▸ Supplied entries:
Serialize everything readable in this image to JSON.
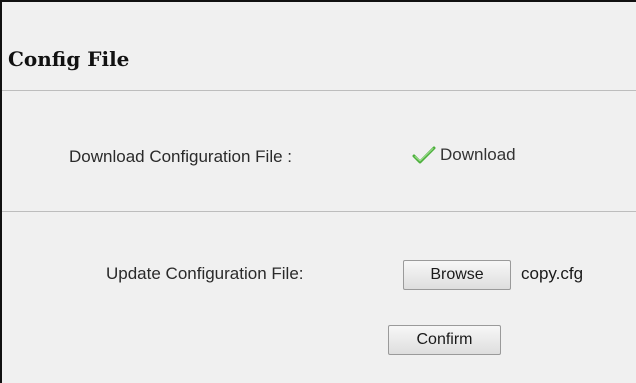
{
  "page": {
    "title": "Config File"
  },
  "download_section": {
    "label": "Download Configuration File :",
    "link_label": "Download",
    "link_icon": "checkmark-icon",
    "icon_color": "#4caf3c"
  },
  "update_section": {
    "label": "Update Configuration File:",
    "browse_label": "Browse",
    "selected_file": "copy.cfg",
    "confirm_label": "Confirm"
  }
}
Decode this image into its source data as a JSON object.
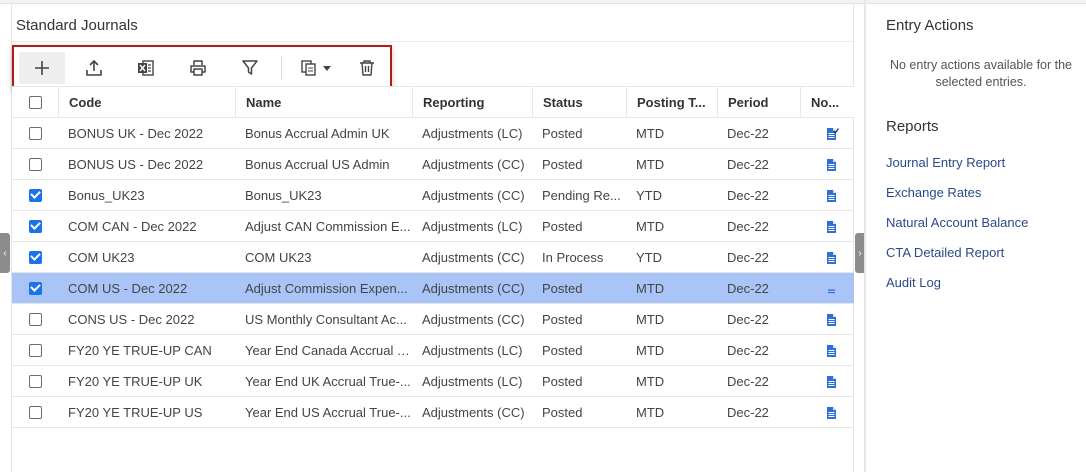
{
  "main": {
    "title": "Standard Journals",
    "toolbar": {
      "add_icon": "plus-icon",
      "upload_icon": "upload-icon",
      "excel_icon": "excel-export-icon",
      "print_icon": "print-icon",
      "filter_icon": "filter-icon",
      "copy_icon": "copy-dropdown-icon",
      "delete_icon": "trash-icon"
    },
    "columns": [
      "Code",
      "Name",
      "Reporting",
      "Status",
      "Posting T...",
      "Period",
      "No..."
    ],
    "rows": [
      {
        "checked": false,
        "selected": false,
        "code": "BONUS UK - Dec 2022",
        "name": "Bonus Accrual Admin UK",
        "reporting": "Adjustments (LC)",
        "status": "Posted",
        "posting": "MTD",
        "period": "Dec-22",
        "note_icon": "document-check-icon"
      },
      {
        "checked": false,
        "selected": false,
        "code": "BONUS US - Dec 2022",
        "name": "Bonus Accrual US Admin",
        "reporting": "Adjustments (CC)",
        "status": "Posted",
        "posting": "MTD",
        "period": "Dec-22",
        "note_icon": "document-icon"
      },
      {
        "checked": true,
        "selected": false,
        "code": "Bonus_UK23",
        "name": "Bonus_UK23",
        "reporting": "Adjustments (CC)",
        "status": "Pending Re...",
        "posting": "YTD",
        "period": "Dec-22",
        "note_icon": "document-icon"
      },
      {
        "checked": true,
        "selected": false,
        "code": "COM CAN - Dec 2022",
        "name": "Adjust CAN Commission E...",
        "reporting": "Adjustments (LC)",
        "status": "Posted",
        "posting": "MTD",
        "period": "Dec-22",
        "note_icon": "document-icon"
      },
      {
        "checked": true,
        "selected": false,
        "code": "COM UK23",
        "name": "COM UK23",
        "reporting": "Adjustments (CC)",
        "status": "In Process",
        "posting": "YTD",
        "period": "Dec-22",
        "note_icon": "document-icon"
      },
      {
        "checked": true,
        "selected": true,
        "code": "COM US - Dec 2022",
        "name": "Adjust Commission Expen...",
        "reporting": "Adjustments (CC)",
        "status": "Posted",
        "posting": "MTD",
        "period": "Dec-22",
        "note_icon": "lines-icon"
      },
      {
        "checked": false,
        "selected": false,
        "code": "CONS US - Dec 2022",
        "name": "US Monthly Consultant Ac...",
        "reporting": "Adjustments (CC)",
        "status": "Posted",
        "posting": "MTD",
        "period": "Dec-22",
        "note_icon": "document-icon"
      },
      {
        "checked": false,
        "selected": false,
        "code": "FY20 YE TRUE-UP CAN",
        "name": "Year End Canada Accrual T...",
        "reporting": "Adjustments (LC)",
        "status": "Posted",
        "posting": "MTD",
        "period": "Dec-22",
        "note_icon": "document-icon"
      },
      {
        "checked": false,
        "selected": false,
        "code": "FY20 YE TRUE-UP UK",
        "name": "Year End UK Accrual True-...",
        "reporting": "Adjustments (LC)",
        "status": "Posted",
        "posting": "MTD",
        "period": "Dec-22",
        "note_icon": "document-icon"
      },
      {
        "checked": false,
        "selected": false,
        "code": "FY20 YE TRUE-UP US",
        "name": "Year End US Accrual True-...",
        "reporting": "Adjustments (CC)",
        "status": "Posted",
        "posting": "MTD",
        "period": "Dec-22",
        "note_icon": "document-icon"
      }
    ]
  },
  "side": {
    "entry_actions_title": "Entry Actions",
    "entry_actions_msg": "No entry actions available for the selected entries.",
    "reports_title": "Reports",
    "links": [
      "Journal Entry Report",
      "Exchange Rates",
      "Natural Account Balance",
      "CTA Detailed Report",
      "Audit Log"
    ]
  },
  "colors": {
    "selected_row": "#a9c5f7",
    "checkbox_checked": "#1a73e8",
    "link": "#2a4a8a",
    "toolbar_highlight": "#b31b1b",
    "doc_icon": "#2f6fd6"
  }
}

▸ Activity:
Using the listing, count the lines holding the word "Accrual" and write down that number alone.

▸ Written answer:
5